LONDON (Reuters) - Shire Plc has agreed to buy NPS Pharmaceuticals Inc for $5.2 billion in its biggest acquisition yet, as the Dublin-based drugmaker strengthens its position in the lucrative field of medicines for rare diseases.
The takeover continues the breakneck pace of deal-making in 2014 in the pharmaceuticals sector, as companies jockey for promising assets amid a wave of new drugs emerging from research laboratories.
Shire Chief Executive Officer Flemming Ornskov told Reuters he would keep looking for more deals to grow the company into a biotech powerhouse.
Shire will pay $46.00 per NPS share, representing a premium of nearly 10 percent to NPS’ Friday close, the two companies said on Sunday.
The move will not come as a huge surprise, since Shire was first linked to NPS in May 2014. When plans for Shire to sell itself to AbbVie Inc fell apart in October, Shire said it could look again at earlier deal prospects and reports of Shire’s interest resurfaced in mid-December.
“This is about growth and rare diseases, and it fits hand in glove with our strategy and our franchise,” Ornskov said.
Shire expects the all-cash deal to add to its adjusted earnings from 2016 onward.

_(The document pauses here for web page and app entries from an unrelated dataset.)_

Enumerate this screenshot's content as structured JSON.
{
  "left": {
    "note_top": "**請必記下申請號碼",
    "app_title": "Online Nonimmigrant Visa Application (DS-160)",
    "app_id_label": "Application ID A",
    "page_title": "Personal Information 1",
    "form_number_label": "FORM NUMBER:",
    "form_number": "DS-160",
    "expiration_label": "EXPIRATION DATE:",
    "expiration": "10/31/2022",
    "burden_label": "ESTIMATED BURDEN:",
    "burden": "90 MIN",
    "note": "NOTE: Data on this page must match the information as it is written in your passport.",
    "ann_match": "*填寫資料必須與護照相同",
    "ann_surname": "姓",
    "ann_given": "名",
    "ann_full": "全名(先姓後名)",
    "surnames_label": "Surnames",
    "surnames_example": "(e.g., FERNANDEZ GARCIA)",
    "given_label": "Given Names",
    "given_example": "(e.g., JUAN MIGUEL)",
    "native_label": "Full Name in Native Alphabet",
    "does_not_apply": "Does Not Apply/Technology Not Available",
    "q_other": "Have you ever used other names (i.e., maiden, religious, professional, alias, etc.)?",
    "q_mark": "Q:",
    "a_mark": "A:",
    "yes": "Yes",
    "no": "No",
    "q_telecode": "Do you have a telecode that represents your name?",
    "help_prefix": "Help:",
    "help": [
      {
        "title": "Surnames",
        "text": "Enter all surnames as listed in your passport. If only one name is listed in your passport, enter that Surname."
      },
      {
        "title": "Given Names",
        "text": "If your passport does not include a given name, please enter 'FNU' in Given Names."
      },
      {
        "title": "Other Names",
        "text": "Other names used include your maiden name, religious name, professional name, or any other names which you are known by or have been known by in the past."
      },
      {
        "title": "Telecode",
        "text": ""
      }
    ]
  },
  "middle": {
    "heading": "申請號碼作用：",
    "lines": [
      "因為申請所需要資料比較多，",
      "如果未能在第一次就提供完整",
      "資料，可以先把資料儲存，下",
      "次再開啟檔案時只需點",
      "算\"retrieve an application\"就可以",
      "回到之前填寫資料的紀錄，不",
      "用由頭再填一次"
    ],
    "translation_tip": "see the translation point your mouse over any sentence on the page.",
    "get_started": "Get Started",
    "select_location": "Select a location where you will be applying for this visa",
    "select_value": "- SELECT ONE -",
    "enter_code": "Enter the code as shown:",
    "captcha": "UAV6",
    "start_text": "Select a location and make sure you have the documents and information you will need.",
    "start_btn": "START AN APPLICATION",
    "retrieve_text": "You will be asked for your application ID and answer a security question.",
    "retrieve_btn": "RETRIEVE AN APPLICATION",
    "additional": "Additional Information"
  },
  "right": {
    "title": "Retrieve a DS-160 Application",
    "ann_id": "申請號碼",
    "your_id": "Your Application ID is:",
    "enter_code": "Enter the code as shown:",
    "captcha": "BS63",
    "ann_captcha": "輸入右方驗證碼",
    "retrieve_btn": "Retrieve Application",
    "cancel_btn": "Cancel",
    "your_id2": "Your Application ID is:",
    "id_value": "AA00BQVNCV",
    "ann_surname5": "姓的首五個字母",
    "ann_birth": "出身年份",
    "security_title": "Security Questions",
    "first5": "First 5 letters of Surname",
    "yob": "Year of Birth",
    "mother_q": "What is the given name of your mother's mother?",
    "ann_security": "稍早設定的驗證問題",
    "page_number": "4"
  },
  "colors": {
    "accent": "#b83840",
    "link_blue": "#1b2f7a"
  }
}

It believes it can achieve cost savings of approximately 25 percent to 35 percent of consensus forecasts for NPS’ standalone future operating cost base from 2017.
The acquisition of New Jersey-based NPS will give Shire two significant new drugs. Gattex, a treatment for short-bowel syndrome, is already on the market, while Natpara, for hypoparathyroidism, is awaiting approval from the U.S. Food and Drug Administration.
The FDA is slated to decide on the Natpara application by Jan. 24. “I am confident that Natpara will be approved on the 24th, however ... there is absolutely no guarantee,” said NPS CEO Francois Nader. “Given our interactions with the FDA, I believe it will be approved.”
Nader called Shire’s decision to conclude a deal before a decision “a calculated risk on their part,” that nevertheless “would provide the joint company the opportunity to deploy the most resources in supporting the launch.”
Consensus analyst forecasts for the two NPS medicines point to annual sales of $509 million and $534 million respectively by 2019, according to Thomson Reuters Cortellis, although Ornskov believes they may bring in more.
“Both of them have significant sales potential and some have mentioned the word ‘blockbuster’,” he said. The term blockbuster applies to a drug with sales of $1 billion or more.
Shire, which will tender NPS shares, has secured an $850 million bank loan which, together with cash reserves and an existing $2.1 billion five-year revolving credit facility, will pay for the deal.
Even though NPS is a record acquisition for Shire, Ornskov expects the deal, which could close in the first quarter of this year, to be paid off quickly.
“We are incredibly cash-generative and this will add to that, so this does not prevent us from considering further deals,” he said. “Shire is always considering the next deal.”
Shire’s coffers were boosted to the tune of more than $1.6 billion when it got a windfall break-up fee after AbbVie walked away from its $55 billion takeover bid.
Citigroup and Lazard acted as joint financial advisers to Shire, with Goldman Sachs and Leerink advising NPS.
Additional reporting by Natalie Grover and Deena Beasley; Editing by Ruth Pitchford and Jeffrey Benkoe